- _The problem_:
The listing below is to be reproduced in full, character for character.

- _Material for the task_:
○ ○ ○
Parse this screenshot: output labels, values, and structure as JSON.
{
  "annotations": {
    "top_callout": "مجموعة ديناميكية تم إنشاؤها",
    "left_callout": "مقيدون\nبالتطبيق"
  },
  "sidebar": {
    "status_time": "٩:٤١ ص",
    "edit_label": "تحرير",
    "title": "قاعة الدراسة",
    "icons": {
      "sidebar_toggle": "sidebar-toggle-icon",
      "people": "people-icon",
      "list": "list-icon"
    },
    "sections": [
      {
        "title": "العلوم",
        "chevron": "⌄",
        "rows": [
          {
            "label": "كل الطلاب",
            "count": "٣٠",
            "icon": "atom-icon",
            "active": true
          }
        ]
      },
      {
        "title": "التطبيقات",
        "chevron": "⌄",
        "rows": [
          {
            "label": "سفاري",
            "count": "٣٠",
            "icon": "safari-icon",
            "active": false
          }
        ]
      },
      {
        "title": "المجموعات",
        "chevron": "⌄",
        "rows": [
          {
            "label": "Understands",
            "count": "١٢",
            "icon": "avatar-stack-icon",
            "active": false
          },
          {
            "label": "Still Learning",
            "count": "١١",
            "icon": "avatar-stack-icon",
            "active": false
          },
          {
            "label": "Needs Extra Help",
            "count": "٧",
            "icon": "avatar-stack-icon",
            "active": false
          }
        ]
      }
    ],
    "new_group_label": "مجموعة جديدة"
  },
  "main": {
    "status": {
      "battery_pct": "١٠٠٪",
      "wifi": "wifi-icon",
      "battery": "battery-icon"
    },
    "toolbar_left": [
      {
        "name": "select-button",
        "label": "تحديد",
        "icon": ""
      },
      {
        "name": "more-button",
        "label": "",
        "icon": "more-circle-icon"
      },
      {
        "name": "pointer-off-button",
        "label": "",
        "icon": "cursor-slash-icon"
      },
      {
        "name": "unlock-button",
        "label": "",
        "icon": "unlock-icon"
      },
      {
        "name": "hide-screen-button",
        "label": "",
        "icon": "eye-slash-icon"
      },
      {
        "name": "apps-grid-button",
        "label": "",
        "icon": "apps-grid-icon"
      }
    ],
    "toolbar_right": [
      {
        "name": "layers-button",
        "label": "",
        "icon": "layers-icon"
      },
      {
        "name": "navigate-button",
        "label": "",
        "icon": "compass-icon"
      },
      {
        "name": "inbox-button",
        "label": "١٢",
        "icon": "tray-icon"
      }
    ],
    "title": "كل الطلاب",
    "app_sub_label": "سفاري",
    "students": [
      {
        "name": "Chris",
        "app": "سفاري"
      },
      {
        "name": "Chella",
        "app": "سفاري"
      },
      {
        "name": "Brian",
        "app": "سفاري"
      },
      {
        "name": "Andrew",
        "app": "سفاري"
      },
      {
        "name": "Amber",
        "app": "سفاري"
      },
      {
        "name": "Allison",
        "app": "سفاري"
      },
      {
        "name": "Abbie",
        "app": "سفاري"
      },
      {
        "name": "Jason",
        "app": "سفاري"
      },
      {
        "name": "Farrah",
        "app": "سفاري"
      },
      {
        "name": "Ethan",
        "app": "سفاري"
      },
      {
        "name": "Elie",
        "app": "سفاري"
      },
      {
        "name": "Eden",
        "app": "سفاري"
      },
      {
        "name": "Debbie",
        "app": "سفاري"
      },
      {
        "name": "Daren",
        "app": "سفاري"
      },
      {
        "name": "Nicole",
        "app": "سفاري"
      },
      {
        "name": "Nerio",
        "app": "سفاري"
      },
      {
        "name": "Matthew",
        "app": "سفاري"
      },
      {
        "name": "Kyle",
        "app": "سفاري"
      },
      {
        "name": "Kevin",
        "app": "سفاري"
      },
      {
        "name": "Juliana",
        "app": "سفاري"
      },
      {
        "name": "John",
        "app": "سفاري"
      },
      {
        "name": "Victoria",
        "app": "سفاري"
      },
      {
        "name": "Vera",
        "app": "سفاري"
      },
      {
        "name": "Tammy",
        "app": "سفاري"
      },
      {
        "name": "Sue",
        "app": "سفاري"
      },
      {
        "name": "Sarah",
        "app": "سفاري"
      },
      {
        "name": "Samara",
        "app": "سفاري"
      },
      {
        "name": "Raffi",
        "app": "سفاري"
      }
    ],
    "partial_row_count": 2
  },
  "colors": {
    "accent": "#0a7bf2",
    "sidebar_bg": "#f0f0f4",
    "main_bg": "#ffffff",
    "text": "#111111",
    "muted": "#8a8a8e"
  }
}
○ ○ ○
- _Answer box_:
Parse this screenshot: output labels, values, and structure as JSON.
{
  "annotations": {
    "top_callout": "مجموعة ديناميكية تم إنشاؤها",
    "left_callout": "مقيدون\nبالتطبيق"
  },
  "sidebar": {
    "status_time": "٩:٤١ ص",
    "edit_label": "تحرير",
    "title": "قاعة الدراسة",
    "icons": {
      "sidebar_toggle": "sidebar-toggle-icon",
      "people": "people-icon",
      "list": "list-icon"
    },
    "sections": [
      {
        "title": "العلوم",
        "chevron": "⌄",
        "rows": [
          {
            "label": "كل الطلاب",
            "count": "٣٠",
            "icon": "atom-icon",
            "active": true
          }
        ]
      },
      {
        "title": "التطبيقات",
        "chevron": "⌄",
        "rows": [
          {
            "label": "سفاري",
            "count": "٣٠",
            "icon": "safari-icon",
            "active": false
          }
        ]
      },
      {
        "title": "المجموعات",
        "chevron": "⌄",
        "rows": [
          {
            "label": "Understands",
            "count": "١٢",
            "icon": "avatar-stack-icon",
            "active": false
          },
          {
            "label": "Still Learning",
            "count": "١١",
            "icon": "avatar-stack-icon",
            "active": false
          },
          {
            "label": "Needs Extra Help",
            "count": "٧",
            "icon": "avatar-stack-icon",
            "active": false
          }
        ]
      }
    ],
    "new_group_label": "مجموعة جديدة"
  },
  "main": {
    "status": {
      "battery_pct": "١٠٠٪",
      "wifi": "wifi-icon",
      "battery": "battery-icon"
    },
    "toolbar_left": [
      {
        "name": "select-button",
        "label": "تحديد",
        "icon": ""
      },
      {
        "name": "more-button",
        "label": "",
        "icon": "more-circle-icon"
      },
      {
        "name": "pointer-off-button",
        "label": "",
        "icon": "cursor-slash-icon"
      },
      {
        "name": "unlock-button",
        "label": "",
        "icon": "unlock-icon"
      },
      {
        "name": "hide-screen-button",
        "label": "",
        "icon": "eye-slash-icon"
      },
      {
        "name": "apps-grid-button",
        "label": "",
        "icon": "apps-grid-icon"
      }
    ],
    "toolbar_right": [
      {
        "name": "layers-button",
        "label": "",
        "icon": "layers-icon"
      },
      {
        "name": "navigate-button",
        "label": "",
        "icon": "compass-icon"
      },
      {
        "name": "inbox-button",
        "label": "١٢",
        "icon": "tray-icon"
      }
    ],
    "title": "كل الطلاب",
    "app_sub_label": "سفاري",
    "students": [
      {
        "name": "Chris",
        "app": "سفاري"
      },
      {
        "name": "Chella",
        "app": "سفاري"
      },
      {
        "name": "Brian",
        "app": "سفاري"
      },
      {
        "name": "Andrew",
        "app": "سفاري"
      },
      {
        "name": "Amber",
        "app": "سفاري"
      },
      {
        "name": "Allison",
        "app": "سفاري"
      },
      {
        "name": "Abbie",
        "app": "سفاري"
      },
      {
        "name": "Jason",
        "app": "سفاري"
      },
      {
        "name": "Farrah",
        "app": "سفاري"
      },
      {
        "name": "Ethan",
        "app": "سفاري"
      },
      {
        "name": "Elie",
        "app": "سفاري"
      },
      {
        "name": "Eden",
        "app": "سفاري"
      },
      {
        "name": "Debbie",
        "app": "سفاري"
      },
      {
        "name": "Daren",
        "app": "سفاري"
      },
      {
        "name": "Nicole",
        "app": "سفاري"
      },
      {
        "name": "Nerio",
        "app": "سفاري"
      },
      {
        "name": "Matthew",
        "app": "سفاري"
      },
      {
        "name": "Kyle",
        "app": "سفاري"
      },
      {
        "name": "Kevin",
        "app": "سفاري"
      },
      {
        "name": "Juliana",
        "app": "سفاري"
      },
      {
        "name": "John",
        "app": "سفاري"
      },
      {
        "name": "Victoria",
        "app": "سفاري"
      },
      {
        "name": "Vera",
        "app": "سفاري"
      },
      {
        "name": "Tammy",
        "app": "سفاري"
      },
      {
        "name": "Sue",
        "app": "سفاري"
      },
      {
        "name": "Sarah",
        "app": "سفاري"
      },
      {
        "name": "Samara",
        "app": "سفاري"
      },
      {
        "name": "Raffi",
        "app": "سفاري"
      }
    ],
    "partial_row_count": 2
  },
  "colors": {
    "accent": "#0a7bf2",
    "sidebar_bg": "#f0f0f4",
    "main_bg": "#ffffff",
    "text": "#111111",
    "muted": "#8a8a8e"
  }
}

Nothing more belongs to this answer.